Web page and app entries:
****************
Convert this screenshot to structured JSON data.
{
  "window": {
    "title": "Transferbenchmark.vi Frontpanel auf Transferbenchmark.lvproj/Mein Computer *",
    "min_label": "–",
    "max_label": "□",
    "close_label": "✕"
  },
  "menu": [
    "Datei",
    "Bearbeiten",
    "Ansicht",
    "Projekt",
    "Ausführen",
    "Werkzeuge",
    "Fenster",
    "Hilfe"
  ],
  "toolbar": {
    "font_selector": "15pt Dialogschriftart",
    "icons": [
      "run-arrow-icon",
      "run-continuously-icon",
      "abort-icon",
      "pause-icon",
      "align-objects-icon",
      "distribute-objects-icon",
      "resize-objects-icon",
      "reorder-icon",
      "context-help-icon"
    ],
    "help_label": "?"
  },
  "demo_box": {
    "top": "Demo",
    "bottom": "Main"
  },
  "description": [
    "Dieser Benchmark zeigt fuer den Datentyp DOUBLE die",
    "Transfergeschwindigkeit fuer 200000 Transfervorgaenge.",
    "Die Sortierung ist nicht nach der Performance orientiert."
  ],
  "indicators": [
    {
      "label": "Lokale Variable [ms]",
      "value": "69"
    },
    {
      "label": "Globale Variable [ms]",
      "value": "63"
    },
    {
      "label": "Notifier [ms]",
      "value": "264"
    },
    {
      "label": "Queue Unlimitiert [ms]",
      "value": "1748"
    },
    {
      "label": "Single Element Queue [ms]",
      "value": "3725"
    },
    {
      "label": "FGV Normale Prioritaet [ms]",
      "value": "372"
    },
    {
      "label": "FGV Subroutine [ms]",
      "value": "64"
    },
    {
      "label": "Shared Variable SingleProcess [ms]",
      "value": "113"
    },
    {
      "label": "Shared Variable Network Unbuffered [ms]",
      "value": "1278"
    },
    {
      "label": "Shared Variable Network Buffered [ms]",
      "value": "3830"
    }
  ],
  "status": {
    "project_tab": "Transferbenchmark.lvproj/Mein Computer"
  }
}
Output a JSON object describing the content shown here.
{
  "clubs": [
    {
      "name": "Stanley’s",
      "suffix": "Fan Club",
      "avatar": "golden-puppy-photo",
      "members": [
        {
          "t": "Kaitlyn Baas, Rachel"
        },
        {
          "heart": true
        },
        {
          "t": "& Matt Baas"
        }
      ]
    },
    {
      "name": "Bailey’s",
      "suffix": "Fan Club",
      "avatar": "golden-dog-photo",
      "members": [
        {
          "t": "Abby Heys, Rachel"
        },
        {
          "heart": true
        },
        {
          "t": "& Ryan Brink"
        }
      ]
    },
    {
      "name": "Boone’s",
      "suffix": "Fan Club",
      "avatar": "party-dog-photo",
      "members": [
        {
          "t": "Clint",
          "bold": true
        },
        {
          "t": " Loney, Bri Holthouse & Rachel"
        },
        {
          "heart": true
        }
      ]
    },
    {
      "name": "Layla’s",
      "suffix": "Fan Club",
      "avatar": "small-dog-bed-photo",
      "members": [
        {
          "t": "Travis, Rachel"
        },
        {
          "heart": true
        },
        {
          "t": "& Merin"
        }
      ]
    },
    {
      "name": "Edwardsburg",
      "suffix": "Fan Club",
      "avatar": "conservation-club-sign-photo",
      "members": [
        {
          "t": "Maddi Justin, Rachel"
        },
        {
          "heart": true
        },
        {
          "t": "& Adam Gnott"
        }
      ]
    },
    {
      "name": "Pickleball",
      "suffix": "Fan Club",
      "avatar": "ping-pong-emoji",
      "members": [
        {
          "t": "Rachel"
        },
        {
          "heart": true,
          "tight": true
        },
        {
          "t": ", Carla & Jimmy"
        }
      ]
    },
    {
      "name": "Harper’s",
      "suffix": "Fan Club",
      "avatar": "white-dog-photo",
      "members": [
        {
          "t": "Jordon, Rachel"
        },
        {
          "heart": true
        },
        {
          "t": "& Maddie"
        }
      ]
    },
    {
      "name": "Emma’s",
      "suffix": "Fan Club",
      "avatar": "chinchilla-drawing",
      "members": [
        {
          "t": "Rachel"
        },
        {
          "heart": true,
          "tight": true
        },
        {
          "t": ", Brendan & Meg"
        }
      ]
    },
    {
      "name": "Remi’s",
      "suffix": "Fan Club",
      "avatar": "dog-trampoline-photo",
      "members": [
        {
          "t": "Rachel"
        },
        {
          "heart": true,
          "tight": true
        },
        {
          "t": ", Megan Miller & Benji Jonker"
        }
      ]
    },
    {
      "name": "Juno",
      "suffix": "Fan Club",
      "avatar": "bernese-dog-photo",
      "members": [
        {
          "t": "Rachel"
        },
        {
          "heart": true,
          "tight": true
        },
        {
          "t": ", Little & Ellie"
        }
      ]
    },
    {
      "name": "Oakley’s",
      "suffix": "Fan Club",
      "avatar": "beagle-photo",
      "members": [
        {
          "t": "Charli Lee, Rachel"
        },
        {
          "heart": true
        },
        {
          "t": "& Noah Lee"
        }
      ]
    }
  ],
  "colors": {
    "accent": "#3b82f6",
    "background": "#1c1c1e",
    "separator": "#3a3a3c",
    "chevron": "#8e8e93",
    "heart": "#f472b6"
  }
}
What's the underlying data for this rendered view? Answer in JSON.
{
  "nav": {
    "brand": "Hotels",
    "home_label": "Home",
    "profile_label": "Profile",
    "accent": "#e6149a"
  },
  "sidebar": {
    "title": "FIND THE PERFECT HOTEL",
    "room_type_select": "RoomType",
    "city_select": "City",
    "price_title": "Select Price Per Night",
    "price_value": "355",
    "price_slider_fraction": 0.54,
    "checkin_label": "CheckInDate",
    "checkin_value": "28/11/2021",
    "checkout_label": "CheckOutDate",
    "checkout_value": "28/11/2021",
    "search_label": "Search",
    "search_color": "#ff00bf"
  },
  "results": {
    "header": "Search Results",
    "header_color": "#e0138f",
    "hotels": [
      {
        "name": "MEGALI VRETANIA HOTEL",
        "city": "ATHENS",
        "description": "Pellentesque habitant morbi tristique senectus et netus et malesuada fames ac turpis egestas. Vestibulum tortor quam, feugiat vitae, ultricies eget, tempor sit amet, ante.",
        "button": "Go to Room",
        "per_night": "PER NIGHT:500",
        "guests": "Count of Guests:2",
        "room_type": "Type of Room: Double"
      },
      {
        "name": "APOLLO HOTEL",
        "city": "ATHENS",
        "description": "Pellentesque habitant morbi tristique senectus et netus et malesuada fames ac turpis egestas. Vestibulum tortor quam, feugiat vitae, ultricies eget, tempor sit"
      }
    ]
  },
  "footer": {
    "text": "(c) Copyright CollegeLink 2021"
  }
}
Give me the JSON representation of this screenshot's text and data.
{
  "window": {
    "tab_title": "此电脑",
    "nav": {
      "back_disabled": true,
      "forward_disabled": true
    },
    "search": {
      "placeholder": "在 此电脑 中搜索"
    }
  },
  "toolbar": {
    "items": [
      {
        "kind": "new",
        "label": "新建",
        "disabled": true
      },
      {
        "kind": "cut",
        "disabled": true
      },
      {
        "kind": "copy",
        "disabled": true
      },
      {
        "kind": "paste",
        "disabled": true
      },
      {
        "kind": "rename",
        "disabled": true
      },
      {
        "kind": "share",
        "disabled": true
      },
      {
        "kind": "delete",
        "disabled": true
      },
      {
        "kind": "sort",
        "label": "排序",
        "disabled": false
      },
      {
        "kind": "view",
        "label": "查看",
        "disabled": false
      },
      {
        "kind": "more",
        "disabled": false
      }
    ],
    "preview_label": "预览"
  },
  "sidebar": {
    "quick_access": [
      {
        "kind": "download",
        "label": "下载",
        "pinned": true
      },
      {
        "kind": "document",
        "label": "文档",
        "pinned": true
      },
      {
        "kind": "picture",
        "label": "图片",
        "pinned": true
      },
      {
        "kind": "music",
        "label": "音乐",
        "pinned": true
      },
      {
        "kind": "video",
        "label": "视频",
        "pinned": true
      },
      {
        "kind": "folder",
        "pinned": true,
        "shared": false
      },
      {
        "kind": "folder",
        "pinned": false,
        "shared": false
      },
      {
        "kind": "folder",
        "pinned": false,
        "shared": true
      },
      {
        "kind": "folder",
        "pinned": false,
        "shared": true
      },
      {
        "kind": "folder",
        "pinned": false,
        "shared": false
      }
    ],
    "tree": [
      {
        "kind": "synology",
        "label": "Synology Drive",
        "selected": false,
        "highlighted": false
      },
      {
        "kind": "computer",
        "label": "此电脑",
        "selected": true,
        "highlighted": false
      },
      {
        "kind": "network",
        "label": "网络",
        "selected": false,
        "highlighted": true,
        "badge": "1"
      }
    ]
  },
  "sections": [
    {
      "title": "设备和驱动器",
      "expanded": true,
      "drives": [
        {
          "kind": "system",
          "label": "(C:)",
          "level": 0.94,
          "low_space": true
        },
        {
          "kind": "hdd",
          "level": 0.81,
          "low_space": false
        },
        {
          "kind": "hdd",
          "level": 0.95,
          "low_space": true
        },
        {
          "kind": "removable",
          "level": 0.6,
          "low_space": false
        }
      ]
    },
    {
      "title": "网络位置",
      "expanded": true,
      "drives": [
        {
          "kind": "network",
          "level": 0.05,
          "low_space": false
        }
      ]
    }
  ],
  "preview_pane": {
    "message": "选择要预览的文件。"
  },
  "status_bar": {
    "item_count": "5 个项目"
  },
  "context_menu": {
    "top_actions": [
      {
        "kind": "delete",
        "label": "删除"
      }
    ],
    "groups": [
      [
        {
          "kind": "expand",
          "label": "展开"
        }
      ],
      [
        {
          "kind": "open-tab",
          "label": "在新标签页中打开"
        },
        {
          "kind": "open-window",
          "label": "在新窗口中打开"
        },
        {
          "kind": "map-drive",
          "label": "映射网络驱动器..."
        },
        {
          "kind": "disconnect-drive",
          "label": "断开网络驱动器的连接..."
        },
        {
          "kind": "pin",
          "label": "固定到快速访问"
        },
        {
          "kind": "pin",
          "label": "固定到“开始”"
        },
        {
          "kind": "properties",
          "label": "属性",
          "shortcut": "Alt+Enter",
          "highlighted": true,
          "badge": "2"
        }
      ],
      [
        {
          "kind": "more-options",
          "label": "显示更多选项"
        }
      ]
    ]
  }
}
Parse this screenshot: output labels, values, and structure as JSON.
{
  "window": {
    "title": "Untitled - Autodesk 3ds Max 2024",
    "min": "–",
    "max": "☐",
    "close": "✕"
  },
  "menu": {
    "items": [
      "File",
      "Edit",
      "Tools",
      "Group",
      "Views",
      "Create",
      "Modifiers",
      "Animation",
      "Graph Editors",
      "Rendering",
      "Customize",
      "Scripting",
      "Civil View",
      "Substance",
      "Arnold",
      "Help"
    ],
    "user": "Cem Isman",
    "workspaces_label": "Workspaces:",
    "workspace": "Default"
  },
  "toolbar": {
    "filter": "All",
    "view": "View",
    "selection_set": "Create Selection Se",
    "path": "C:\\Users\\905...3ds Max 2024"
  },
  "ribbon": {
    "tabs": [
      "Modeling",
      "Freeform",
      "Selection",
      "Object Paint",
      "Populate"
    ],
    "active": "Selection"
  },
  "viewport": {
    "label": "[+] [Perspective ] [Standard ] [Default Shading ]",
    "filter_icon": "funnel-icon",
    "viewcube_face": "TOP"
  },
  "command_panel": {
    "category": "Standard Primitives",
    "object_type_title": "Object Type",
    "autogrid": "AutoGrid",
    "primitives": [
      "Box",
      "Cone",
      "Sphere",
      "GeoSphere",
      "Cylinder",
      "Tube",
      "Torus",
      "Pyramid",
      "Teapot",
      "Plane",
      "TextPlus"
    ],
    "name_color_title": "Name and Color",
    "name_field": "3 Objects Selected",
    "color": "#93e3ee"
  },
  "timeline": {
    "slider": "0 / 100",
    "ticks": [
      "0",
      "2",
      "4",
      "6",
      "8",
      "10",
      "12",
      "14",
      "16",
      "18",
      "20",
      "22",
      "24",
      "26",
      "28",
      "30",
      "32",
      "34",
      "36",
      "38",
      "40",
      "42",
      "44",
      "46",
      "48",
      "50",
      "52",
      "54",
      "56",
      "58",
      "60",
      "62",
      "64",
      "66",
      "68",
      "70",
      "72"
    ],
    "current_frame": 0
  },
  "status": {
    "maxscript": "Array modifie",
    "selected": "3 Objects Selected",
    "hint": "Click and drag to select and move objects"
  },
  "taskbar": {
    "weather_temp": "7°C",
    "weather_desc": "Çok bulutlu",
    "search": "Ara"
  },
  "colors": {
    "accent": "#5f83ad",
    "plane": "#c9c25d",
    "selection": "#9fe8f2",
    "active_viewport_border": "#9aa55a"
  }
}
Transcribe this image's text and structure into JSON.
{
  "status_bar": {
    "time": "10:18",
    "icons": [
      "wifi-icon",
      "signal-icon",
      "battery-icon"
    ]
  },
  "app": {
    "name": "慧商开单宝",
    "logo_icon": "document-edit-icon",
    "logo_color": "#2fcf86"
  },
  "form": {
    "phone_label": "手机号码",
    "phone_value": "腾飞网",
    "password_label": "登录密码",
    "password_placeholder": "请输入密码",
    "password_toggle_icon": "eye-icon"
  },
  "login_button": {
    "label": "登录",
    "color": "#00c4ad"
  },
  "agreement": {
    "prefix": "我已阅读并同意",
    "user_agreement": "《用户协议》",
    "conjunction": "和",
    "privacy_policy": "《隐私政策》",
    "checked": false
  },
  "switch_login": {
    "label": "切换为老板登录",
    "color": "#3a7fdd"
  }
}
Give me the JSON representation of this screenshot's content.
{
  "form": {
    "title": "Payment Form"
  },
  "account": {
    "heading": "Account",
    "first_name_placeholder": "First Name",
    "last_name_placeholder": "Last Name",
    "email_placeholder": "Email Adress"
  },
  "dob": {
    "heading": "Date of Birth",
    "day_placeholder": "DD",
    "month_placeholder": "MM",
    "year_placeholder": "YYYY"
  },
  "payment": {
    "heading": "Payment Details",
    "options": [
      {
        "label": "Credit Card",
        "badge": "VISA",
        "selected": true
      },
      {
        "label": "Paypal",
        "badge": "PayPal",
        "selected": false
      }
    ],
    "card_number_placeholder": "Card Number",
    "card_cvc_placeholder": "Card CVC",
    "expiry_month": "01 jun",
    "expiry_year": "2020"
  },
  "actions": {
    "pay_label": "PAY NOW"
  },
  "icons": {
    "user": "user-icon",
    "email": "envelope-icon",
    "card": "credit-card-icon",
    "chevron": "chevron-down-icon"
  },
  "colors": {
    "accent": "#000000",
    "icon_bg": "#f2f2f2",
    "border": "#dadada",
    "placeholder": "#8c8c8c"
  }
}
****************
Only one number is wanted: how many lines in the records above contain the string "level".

-- Answer below --
5